WHAT IS REQUIRED
Repeat the whole listing below precisely. Omit all pictures.

EXERCISE INPUTS
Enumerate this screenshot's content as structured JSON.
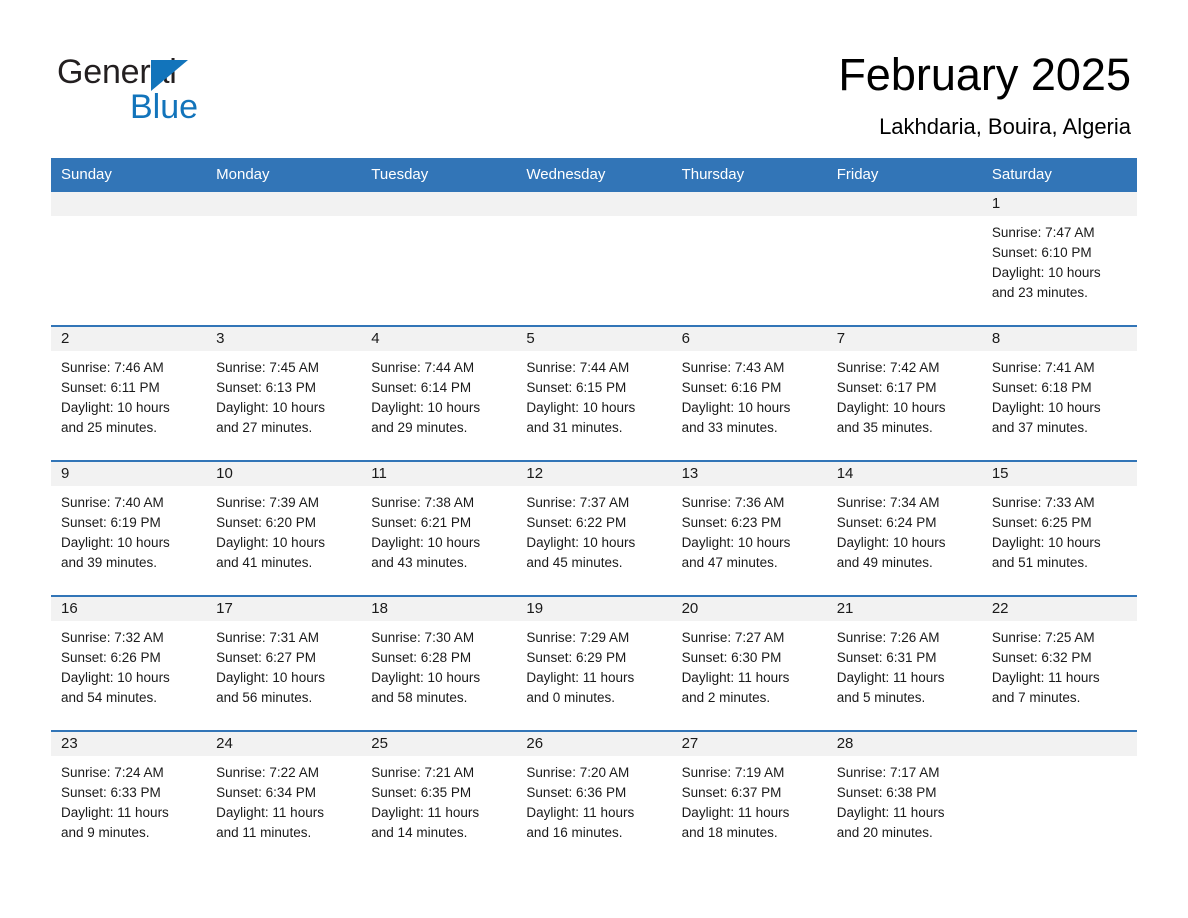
{
  "brand": {
    "name_part1": "General",
    "name_part2": "Blue",
    "triangle_color": "#1274bb",
    "blue_color": "#1274bb"
  },
  "header": {
    "month_title": "February 2025",
    "location": "Lakhdaria, Bouira, Algeria"
  },
  "theme": {
    "header_blue": "#3275b7",
    "daynum_band": "#f2f2f2",
    "divider_blue": "#3275b7",
    "text": "#1a1a1a"
  },
  "weekday_headers": [
    "Sunday",
    "Monday",
    "Tuesday",
    "Wednesday",
    "Thursday",
    "Friday",
    "Saturday"
  ],
  "weeks": [
    [
      {
        "day": "",
        "blank": true
      },
      {
        "day": "",
        "blank": true
      },
      {
        "day": "",
        "blank": true
      },
      {
        "day": "",
        "blank": true
      },
      {
        "day": "",
        "blank": true
      },
      {
        "day": "",
        "blank": true
      },
      {
        "day": "1",
        "sunrise": "Sunrise: 7:47 AM",
        "sunset": "Sunset: 6:10 PM",
        "daylight_1": "Daylight: 10 hours",
        "daylight_2": "and 23 minutes."
      }
    ],
    [
      {
        "day": "2",
        "sunrise": "Sunrise: 7:46 AM",
        "sunset": "Sunset: 6:11 PM",
        "daylight_1": "Daylight: 10 hours",
        "daylight_2": "and 25 minutes."
      },
      {
        "day": "3",
        "sunrise": "Sunrise: 7:45 AM",
        "sunset": "Sunset: 6:13 PM",
        "daylight_1": "Daylight: 10 hours",
        "daylight_2": "and 27 minutes."
      },
      {
        "day": "4",
        "sunrise": "Sunrise: 7:44 AM",
        "sunset": "Sunset: 6:14 PM",
        "daylight_1": "Daylight: 10 hours",
        "daylight_2": "and 29 minutes."
      },
      {
        "day": "5",
        "sunrise": "Sunrise: 7:44 AM",
        "sunset": "Sunset: 6:15 PM",
        "daylight_1": "Daylight: 10 hours",
        "daylight_2": "and 31 minutes."
      },
      {
        "day": "6",
        "sunrise": "Sunrise: 7:43 AM",
        "sunset": "Sunset: 6:16 PM",
        "daylight_1": "Daylight: 10 hours",
        "daylight_2": "and 33 minutes."
      },
      {
        "day": "7",
        "sunrise": "Sunrise: 7:42 AM",
        "sunset": "Sunset: 6:17 PM",
        "daylight_1": "Daylight: 10 hours",
        "daylight_2": "and 35 minutes."
      },
      {
        "day": "8",
        "sunrise": "Sunrise: 7:41 AM",
        "sunset": "Sunset: 6:18 PM",
        "daylight_1": "Daylight: 10 hours",
        "daylight_2": "and 37 minutes."
      }
    ],
    [
      {
        "day": "9",
        "sunrise": "Sunrise: 7:40 AM",
        "sunset": "Sunset: 6:19 PM",
        "daylight_1": "Daylight: 10 hours",
        "daylight_2": "and 39 minutes."
      },
      {
        "day": "10",
        "sunrise": "Sunrise: 7:39 AM",
        "sunset": "Sunset: 6:20 PM",
        "daylight_1": "Daylight: 10 hours",
        "daylight_2": "and 41 minutes."
      },
      {
        "day": "11",
        "sunrise": "Sunrise: 7:38 AM",
        "sunset": "Sunset: 6:21 PM",
        "daylight_1": "Daylight: 10 hours",
        "daylight_2": "and 43 minutes."
      },
      {
        "day": "12",
        "sunrise": "Sunrise: 7:37 AM",
        "sunset": "Sunset: 6:22 PM",
        "daylight_1": "Daylight: 10 hours",
        "daylight_2": "and 45 minutes."
      },
      {
        "day": "13",
        "sunrise": "Sunrise: 7:36 AM",
        "sunset": "Sunset: 6:23 PM",
        "daylight_1": "Daylight: 10 hours",
        "daylight_2": "and 47 minutes."
      },
      {
        "day": "14",
        "sunrise": "Sunrise: 7:34 AM",
        "sunset": "Sunset: 6:24 PM",
        "daylight_1": "Daylight: 10 hours",
        "daylight_2": "and 49 minutes."
      },
      {
        "day": "15",
        "sunrise": "Sunrise: 7:33 AM",
        "sunset": "Sunset: 6:25 PM",
        "daylight_1": "Daylight: 10 hours",
        "daylight_2": "and 51 minutes."
      }
    ],
    [
      {
        "day": "16",
        "sunrise": "Sunrise: 7:32 AM",
        "sunset": "Sunset: 6:26 PM",
        "daylight_1": "Daylight: 10 hours",
        "daylight_2": "and 54 minutes."
      },
      {
        "day": "17",
        "sunrise": "Sunrise: 7:31 AM",
        "sunset": "Sunset: 6:27 PM",
        "daylight_1": "Daylight: 10 hours",
        "daylight_2": "and 56 minutes."
      },
      {
        "day": "18",
        "sunrise": "Sunrise: 7:30 AM",
        "sunset": "Sunset: 6:28 PM",
        "daylight_1": "Daylight: 10 hours",
        "daylight_2": "and 58 minutes."
      },
      {
        "day": "19",
        "sunrise": "Sunrise: 7:29 AM",
        "sunset": "Sunset: 6:29 PM",
        "daylight_1": "Daylight: 11 hours",
        "daylight_2": "and 0 minutes."
      },
      {
        "day": "20",
        "sunrise": "Sunrise: 7:27 AM",
        "sunset": "Sunset: 6:30 PM",
        "daylight_1": "Daylight: 11 hours",
        "daylight_2": "and 2 minutes."
      },
      {
        "day": "21",
        "sunrise": "Sunrise: 7:26 AM",
        "sunset": "Sunset: 6:31 PM",
        "daylight_1": "Daylight: 11 hours",
        "daylight_2": "and 5 minutes."
      },
      {
        "day": "22",
        "sunrise": "Sunrise: 7:25 AM",
        "sunset": "Sunset: 6:32 PM",
        "daylight_1": "Daylight: 11 hours",
        "daylight_2": "and 7 minutes."
      }
    ],
    [
      {
        "day": "23",
        "sunrise": "Sunrise: 7:24 AM",
        "sunset": "Sunset: 6:33 PM",
        "daylight_1": "Daylight: 11 hours",
        "daylight_2": "and 9 minutes."
      },
      {
        "day": "24",
        "sunrise": "Sunrise: 7:22 AM",
        "sunset": "Sunset: 6:34 PM",
        "daylight_1": "Daylight: 11 hours",
        "daylight_2": "and 11 minutes."
      },
      {
        "day": "25",
        "sunrise": "Sunrise: 7:21 AM",
        "sunset": "Sunset: 6:35 PM",
        "daylight_1": "Daylight: 11 hours",
        "daylight_2": "and 14 minutes."
      },
      {
        "day": "26",
        "sunrise": "Sunrise: 7:20 AM",
        "sunset": "Sunset: 6:36 PM",
        "daylight_1": "Daylight: 11 hours",
        "daylight_2": "and 16 minutes."
      },
      {
        "day": "27",
        "sunrise": "Sunrise: 7:19 AM",
        "sunset": "Sunset: 6:37 PM",
        "daylight_1": "Daylight: 11 hours",
        "daylight_2": "and 18 minutes."
      },
      {
        "day": "28",
        "sunrise": "Sunrise: 7:17 AM",
        "sunset": "Sunset: 6:38 PM",
        "daylight_1": "Daylight: 11 hours",
        "daylight_2": "and 20 minutes."
      },
      {
        "day": "",
        "blank": true
      }
    ]
  ]
}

RESULT OF THE TASK
Enumerate this screenshot's content as structured JSON.
{
  "brand": {
    "name_part1": "General",
    "name_part2": "Blue",
    "triangle_color": "#1274bb",
    "blue_color": "#1274bb"
  },
  "header": {
    "month_title": "February 2025",
    "location": "Lakhdaria, Bouira, Algeria"
  },
  "theme": {
    "header_blue": "#3275b7",
    "daynum_band": "#f2f2f2",
    "divider_blue": "#3275b7",
    "text": "#1a1a1a"
  },
  "weekday_headers": [
    "Sunday",
    "Monday",
    "Tuesday",
    "Wednesday",
    "Thursday",
    "Friday",
    "Saturday"
  ],
  "weeks": [
    [
      {
        "day": "",
        "blank": true
      },
      {
        "day": "",
        "blank": true
      },
      {
        "day": "",
        "blank": true
      },
      {
        "day": "",
        "blank": true
      },
      {
        "day": "",
        "blank": true
      },
      {
        "day": "",
        "blank": true
      },
      {
        "day": "1",
        "sunrise": "Sunrise: 7:47 AM",
        "sunset": "Sunset: 6:10 PM",
        "daylight_1": "Daylight: 10 hours",
        "daylight_2": "and 23 minutes."
      }
    ],
    [
      {
        "day": "2",
        "sunrise": "Sunrise: 7:46 AM",
        "sunset": "Sunset: 6:11 PM",
        "daylight_1": "Daylight: 10 hours",
        "daylight_2": "and 25 minutes."
      },
      {
        "day": "3",
        "sunrise": "Sunrise: 7:45 AM",
        "sunset": "Sunset: 6:13 PM",
        "daylight_1": "Daylight: 10 hours",
        "daylight_2": "and 27 minutes."
      },
      {
        "day": "4",
        "sunrise": "Sunrise: 7:44 AM",
        "sunset": "Sunset: 6:14 PM",
        "daylight_1": "Daylight: 10 hours",
        "daylight_2": "and 29 minutes."
      },
      {
        "day": "5",
        "sunrise": "Sunrise: 7:44 AM",
        "sunset": "Sunset: 6:15 PM",
        "daylight_1": "Daylight: 10 hours",
        "daylight_2": "and 31 minutes."
      },
      {
        "day": "6",
        "sunrise": "Sunrise: 7:43 AM",
        "sunset": "Sunset: 6:16 PM",
        "daylight_1": "Daylight: 10 hours",
        "daylight_2": "and 33 minutes."
      },
      {
        "day": "7",
        "sunrise": "Sunrise: 7:42 AM",
        "sunset": "Sunset: 6:17 PM",
        "daylight_1": "Daylight: 10 hours",
        "daylight_2": "and 35 minutes."
      },
      {
        "day": "8",
        "sunrise": "Sunrise: 7:41 AM",
        "sunset": "Sunset: 6:18 PM",
        "daylight_1": "Daylight: 10 hours",
        "daylight_2": "and 37 minutes."
      }
    ],
    [
      {
        "day": "9",
        "sunrise": "Sunrise: 7:40 AM",
        "sunset": "Sunset: 6:19 PM",
        "daylight_1": "Daylight: 10 hours",
        "daylight_2": "and 39 minutes."
      },
      {
        "day": "10",
        "sunrise": "Sunrise: 7:39 AM",
        "sunset": "Sunset: 6:20 PM",
        "daylight_1": "Daylight: 10 hours",
        "daylight_2": "and 41 minutes."
      },
      {
        "day": "11",
        "sunrise": "Sunrise: 7:38 AM",
        "sunset": "Sunset: 6:21 PM",
        "daylight_1": "Daylight: 10 hours",
        "daylight_2": "and 43 minutes."
      },
      {
        "day": "12",
        "sunrise": "Sunrise: 7:37 AM",
        "sunset": "Sunset: 6:22 PM",
        "daylight_1": "Daylight: 10 hours",
        "daylight_2": "and 45 minutes."
      },
      {
        "day": "13",
        "sunrise": "Sunrise: 7:36 AM",
        "sunset": "Sunset: 6:23 PM",
        "daylight_1": "Daylight: 10 hours",
        "daylight_2": "and 47 minutes."
      },
      {
        "day": "14",
        "sunrise": "Sunrise: 7:34 AM",
        "sunset": "Sunset: 6:24 PM",
        "daylight_1": "Daylight: 10 hours",
        "daylight_2": "and 49 minutes."
      },
      {
        "day": "15",
        "sunrise": "Sunrise: 7:33 AM",
        "sunset": "Sunset: 6:25 PM",
        "daylight_1": "Daylight: 10 hours",
        "daylight_2": "and 51 minutes."
      }
    ],
    [
      {
        "day": "16",
        "sunrise": "Sunrise: 7:32 AM",
        "sunset": "Sunset: 6:26 PM",
        "daylight_1": "Daylight: 10 hours",
        "daylight_2": "and 54 minutes."
      },
      {
        "day": "17",
        "sunrise": "Sunrise: 7:31 AM",
        "sunset": "Sunset: 6:27 PM",
        "daylight_1": "Daylight: 10 hours",
        "daylight_2": "and 56 minutes."
      },
      {
        "day": "18",
        "sunrise": "Sunrise: 7:30 AM",
        "sunset": "Sunset: 6:28 PM",
        "daylight_1": "Daylight: 10 hours",
        "daylight_2": "and 58 minutes."
      },
      {
        "day": "19",
        "sunrise": "Sunrise: 7:29 AM",
        "sunset": "Sunset: 6:29 PM",
        "daylight_1": "Daylight: 11 hours",
        "daylight_2": "and 0 minutes."
      },
      {
        "day": "20",
        "sunrise": "Sunrise: 7:27 AM",
        "sunset": "Sunset: 6:30 PM",
        "daylight_1": "Daylight: 11 hours",
        "daylight_2": "and 2 minutes."
      },
      {
        "day": "21",
        "sunrise": "Sunrise: 7:26 AM",
        "sunset": "Sunset: 6:31 PM",
        "daylight_1": "Daylight: 11 hours",
        "daylight_2": "and 5 minutes."
      },
      {
        "day": "22",
        "sunrise": "Sunrise: 7:25 AM",
        "sunset": "Sunset: 6:32 PM",
        "daylight_1": "Daylight: 11 hours",
        "daylight_2": "and 7 minutes."
      }
    ],
    [
      {
        "day": "23",
        "sunrise": "Sunrise: 7:24 AM",
        "sunset": "Sunset: 6:33 PM",
        "daylight_1": "Daylight: 11 hours",
        "daylight_2": "and 9 minutes."
      },
      {
        "day": "24",
        "sunrise": "Sunrise: 7:22 AM",
        "sunset": "Sunset: 6:34 PM",
        "daylight_1": "Daylight: 11 hours",
        "daylight_2": "and 11 minutes."
      },
      {
        "day": "25",
        "sunrise": "Sunrise: 7:21 AM",
        "sunset": "Sunset: 6:35 PM",
        "daylight_1": "Daylight: 11 hours",
        "daylight_2": "and 14 minutes."
      },
      {
        "day": "26",
        "sunrise": "Sunrise: 7:20 AM",
        "sunset": "Sunset: 6:36 PM",
        "daylight_1": "Daylight: 11 hours",
        "daylight_2": "and 16 minutes."
      },
      {
        "day": "27",
        "sunrise": "Sunrise: 7:19 AM",
        "sunset": "Sunset: 6:37 PM",
        "daylight_1": "Daylight: 11 hours",
        "daylight_2": "and 18 minutes."
      },
      {
        "day": "28",
        "sunrise": "Sunrise: 7:17 AM",
        "sunset": "Sunset: 6:38 PM",
        "daylight_1": "Daylight: 11 hours",
        "daylight_2": "and 20 minutes."
      },
      {
        "day": "",
        "blank": true
      }
    ]
  ]
}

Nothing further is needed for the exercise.